__What the task requires__: Collect each line of the entries that holds the string "lStuff".

__Record set__:
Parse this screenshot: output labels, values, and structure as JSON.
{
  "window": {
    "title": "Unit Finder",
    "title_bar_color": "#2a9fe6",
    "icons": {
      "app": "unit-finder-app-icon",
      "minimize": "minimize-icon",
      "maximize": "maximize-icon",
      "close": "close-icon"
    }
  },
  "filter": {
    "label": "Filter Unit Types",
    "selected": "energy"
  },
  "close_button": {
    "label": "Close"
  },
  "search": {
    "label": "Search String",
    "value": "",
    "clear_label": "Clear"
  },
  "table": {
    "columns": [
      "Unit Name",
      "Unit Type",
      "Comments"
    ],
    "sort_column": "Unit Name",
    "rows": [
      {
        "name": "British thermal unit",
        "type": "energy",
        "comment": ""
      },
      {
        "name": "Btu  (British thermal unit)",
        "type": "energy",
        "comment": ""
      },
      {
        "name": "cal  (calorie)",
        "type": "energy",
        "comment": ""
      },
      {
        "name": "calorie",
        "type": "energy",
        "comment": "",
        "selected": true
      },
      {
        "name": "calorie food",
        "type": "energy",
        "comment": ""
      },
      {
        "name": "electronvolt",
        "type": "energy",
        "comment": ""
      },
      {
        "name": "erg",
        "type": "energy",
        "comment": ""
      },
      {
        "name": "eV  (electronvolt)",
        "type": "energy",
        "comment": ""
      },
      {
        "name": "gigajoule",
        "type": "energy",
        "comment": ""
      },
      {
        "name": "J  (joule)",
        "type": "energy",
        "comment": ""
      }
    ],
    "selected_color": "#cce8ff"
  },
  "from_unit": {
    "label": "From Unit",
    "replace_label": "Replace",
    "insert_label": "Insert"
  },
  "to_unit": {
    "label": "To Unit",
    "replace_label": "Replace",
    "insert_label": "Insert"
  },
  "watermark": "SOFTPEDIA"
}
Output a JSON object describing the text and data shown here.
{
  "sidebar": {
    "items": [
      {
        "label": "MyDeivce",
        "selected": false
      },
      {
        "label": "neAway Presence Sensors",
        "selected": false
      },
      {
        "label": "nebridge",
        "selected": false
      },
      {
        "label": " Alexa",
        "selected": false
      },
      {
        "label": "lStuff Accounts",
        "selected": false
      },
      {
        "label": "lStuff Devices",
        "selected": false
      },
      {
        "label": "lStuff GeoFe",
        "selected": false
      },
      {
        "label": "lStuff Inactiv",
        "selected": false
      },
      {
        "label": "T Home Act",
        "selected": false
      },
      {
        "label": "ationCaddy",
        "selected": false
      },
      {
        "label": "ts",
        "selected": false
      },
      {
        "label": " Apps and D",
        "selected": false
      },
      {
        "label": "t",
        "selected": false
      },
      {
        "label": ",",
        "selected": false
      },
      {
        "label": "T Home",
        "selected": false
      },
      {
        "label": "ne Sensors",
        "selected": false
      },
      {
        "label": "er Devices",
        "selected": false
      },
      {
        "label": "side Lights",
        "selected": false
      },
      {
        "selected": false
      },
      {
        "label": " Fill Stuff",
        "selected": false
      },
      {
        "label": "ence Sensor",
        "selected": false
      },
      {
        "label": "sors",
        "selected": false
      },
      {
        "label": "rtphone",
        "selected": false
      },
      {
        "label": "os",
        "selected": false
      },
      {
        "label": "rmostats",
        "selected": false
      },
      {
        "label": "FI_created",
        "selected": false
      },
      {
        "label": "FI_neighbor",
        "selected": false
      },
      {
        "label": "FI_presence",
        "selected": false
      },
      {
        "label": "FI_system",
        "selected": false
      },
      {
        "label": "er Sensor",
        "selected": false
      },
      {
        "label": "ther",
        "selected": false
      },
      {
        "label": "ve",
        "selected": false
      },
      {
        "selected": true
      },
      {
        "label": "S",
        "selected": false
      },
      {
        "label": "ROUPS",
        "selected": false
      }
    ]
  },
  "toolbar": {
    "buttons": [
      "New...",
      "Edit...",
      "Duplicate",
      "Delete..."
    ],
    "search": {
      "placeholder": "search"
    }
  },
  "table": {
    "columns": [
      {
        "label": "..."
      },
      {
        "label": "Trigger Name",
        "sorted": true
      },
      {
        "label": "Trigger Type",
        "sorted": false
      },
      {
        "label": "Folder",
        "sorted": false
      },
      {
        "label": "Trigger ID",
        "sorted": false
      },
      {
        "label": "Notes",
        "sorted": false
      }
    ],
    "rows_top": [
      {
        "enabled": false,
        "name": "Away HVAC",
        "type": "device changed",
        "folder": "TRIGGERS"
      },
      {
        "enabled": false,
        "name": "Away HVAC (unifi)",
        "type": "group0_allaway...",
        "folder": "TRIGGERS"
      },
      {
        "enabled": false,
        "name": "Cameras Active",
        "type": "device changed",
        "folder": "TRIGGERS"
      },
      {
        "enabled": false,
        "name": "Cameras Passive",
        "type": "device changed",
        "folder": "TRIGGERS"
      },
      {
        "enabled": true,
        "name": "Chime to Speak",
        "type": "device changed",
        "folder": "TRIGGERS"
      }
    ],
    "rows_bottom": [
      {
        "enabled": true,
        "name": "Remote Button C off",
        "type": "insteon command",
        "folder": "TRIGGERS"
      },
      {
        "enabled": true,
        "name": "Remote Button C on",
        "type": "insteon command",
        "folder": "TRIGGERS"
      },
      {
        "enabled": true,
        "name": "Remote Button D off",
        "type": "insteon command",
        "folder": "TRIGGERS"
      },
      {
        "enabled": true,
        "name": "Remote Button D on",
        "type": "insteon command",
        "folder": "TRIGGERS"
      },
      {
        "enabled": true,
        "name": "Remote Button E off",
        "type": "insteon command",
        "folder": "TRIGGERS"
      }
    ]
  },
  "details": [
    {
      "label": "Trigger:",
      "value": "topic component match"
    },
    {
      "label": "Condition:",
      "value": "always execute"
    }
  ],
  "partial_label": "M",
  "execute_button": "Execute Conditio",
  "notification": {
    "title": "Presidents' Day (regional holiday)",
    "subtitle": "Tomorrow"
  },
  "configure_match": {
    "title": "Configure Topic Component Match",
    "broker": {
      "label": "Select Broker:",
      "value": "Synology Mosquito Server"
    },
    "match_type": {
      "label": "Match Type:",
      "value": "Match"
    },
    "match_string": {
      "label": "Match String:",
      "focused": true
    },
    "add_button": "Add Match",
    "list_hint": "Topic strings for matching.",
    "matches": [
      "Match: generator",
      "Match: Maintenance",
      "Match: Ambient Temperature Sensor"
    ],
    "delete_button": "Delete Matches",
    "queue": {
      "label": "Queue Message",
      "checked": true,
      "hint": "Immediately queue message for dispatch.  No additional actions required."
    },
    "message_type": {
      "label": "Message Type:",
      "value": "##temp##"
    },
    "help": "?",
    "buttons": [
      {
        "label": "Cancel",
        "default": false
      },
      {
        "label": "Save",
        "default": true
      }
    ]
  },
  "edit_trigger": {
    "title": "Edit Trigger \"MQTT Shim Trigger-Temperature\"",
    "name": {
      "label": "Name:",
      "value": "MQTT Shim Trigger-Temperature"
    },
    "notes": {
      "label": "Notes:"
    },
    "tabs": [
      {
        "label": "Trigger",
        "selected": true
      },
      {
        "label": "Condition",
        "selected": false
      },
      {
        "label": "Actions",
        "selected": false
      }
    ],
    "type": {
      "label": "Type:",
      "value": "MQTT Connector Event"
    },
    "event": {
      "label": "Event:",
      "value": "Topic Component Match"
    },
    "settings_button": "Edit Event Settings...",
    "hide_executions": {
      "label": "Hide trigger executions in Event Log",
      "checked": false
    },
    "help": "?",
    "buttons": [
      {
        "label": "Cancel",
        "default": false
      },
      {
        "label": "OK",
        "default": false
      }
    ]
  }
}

__Written reply__:
        "label": "lStuff Accounts",
        "label": "lStuff Devices",
        "label": "lStuff GeoFe",
        "label": "lStuff Inactiv",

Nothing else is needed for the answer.